Scientist of the Day - William Gascoigne
William Gascoigne, an English astronomer, died July 2, 1644; he was about 32 years old. On Dec. 4, 2014, in the first few months of our Scientist of the Day series, we wrote about two Lancashire astronomers, William Crabtree and Jeremiah Horrocks, who first successfully observed a transit of Venus in 1639. Crabtree and Horrocks were two members of a foursome who are often referred to as the "North Country" astronomers, and Gascoigne, born in Yorkshire, was the third member of the group. The three young men essentially invented precision observational astronomy in England in the early 1640s, and via their patron, Richard Towneley (the fourth member), they gave a remote and delayed jumpstart to the great English astronomical tradition that began with Robert Hooke and John Flamsteed in the late 1660s. Towneley was needed to make the connection because the first three all died at young ages between 1641 and 1644, and North Country astronomy came to an abrupt hiatus, until it re-emerged in London, thanks to Towneley.
Gascoigne was important for two inventions that greatly improved the utility of the telescope as a measuring instrument (as opposed to an observing instrument). One was the telescopic sight. Gascoigne found that if he replaced the naked-eye sight of a quadrant or sextant with a telescopic sight containing cross-hairs, the accuracy of the observations was greatly improved. His other invention was the astronomical micrometer. This was an ingenious device that was inserted in front of the eyepiece of a telescope, and consisted of two vertical needles or wires, with one of them adjustable by means of a screw. With the micrometer, it was possible to measure, for example, the diameter of the moon through the telescope, by putting the left-hand needle against one edge of the moon and turning the screw to bring the other needle next to the right-hand edge. By counting the turns of the screw, one could know precisely the distance between the two needles, and thus the exact angular diameter of the moon. The micrometer could similarly be used to measure the diameter of a planet, or the distance between two stars. It would change the entire nature of observational astronomy – eventually. Crabtree marveled at Gascoigne's invention in some of his letters, and so did Towneley, which was a good thing, because Gascoigne died shortly thereafter, in the Battle of Marston Moor in the English Civil War. When, in the 1660s, the French reinvented the micrometer, it was Towneley, in a letter to the Royal Society in 1667, who in the strongest terms defended the originality and priority of his North countryman. The surviving letters have confirmed Gascoigne’s priority.

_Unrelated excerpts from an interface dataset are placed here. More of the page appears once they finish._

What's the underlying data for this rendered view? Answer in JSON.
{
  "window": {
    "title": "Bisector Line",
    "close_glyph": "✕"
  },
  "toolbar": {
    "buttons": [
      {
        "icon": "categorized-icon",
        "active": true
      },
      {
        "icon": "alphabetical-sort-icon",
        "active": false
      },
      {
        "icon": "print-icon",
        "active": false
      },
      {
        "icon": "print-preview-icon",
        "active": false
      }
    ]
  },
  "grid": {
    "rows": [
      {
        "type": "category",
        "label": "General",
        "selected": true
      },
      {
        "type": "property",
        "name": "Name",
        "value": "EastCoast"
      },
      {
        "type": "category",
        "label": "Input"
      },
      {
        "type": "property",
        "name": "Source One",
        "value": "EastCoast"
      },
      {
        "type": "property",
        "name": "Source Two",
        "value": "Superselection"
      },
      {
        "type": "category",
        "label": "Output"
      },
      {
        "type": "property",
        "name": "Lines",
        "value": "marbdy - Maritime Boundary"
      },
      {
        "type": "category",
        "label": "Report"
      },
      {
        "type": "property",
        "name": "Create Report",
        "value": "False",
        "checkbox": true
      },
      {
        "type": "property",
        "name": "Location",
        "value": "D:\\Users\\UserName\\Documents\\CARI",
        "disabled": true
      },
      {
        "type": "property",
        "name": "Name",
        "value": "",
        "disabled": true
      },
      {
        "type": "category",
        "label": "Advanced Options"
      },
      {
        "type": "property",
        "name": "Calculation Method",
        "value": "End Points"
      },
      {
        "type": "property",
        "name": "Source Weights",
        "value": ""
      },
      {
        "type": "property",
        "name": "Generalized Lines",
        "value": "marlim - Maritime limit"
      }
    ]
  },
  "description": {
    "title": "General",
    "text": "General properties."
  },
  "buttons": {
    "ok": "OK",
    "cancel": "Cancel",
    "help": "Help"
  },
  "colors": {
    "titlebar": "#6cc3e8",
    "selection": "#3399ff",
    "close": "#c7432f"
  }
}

In a diagram that was drawn by Robert Hooke to accompany an article in 1667, we can see several views of Gascoigne's micrometer (second image, above). At the top, the eyepiece is on the left, and you can just see a small dial and crank sticking out of the eyepiece – that is the handle of the micrometer screw. In the center view, the micrometer has been removed and greatly enlarged, and one can see the two needle sights (and a variant with two wires), as well as the screws. We have provided a detail of the micrometer as our first image.

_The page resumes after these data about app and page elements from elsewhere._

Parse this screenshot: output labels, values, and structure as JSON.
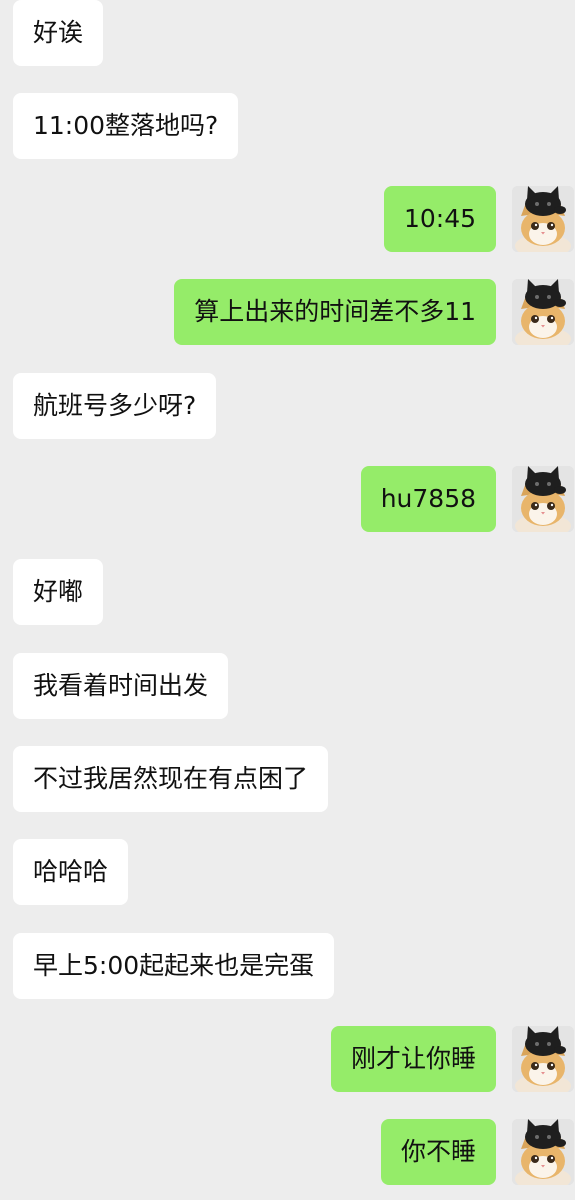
{
  "colors": {
    "background": "#ededed",
    "incoming_bubble": "#ffffff",
    "outgoing_bubble": "#95ec69",
    "text": "#111111"
  },
  "messages": [
    {
      "direction": "in",
      "text": "好诶"
    },
    {
      "direction": "in",
      "text": "11:00整落地吗?"
    },
    {
      "direction": "out",
      "text": "10:45",
      "avatar": "cat-avatar"
    },
    {
      "direction": "out",
      "text": "算上出来的时间差不多11",
      "avatar": "cat-avatar"
    },
    {
      "direction": "in",
      "text": "航班号多少呀?"
    },
    {
      "direction": "out",
      "text": "hu7858",
      "avatar": "cat-avatar"
    },
    {
      "direction": "in",
      "text": "好嘟"
    },
    {
      "direction": "in",
      "text": "我看着时间出发"
    },
    {
      "direction": "in",
      "text": "不过我居然现在有点困了"
    },
    {
      "direction": "in",
      "text": "哈哈哈"
    },
    {
      "direction": "in",
      "text": "早上5:00起起来也是完蛋"
    },
    {
      "direction": "out",
      "text": "刚才让你睡",
      "avatar": "cat-avatar"
    },
    {
      "direction": "out",
      "text": "你不睡",
      "avatar": "cat-avatar"
    }
  ]
}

Gascoigne’s telescopic sights with crosshairs were adopted by John Flamsteed, the Astronomer Royal, for his instruments at Greenwich Observatory, both for his sextants and his mural quadrant. Our third image (just above) is a headpiece from Flamsteed’s Historia coelestis, the unauthorized 1712 edition, which shows his sextant, from both sides. The telescopic sight is the moveable tube near the upper edge of the sextant in the left-hand view.
There is no known portrait of Gascoigne; the several that you can find on the internet are undocumented. But Gascoigne does have a blue plaque, now; it was installed at the site of his former house in Leeds in 2018 (fourth image, above).
Dr. William B. Ashworth, Jr., Consultant for the History of Science, Linda Hall Library and Associate Professor emeritus, Department of History, University of Missouri-Kansas City. Comments or corrections are welcome; please direct to firstname.lastname@example.org.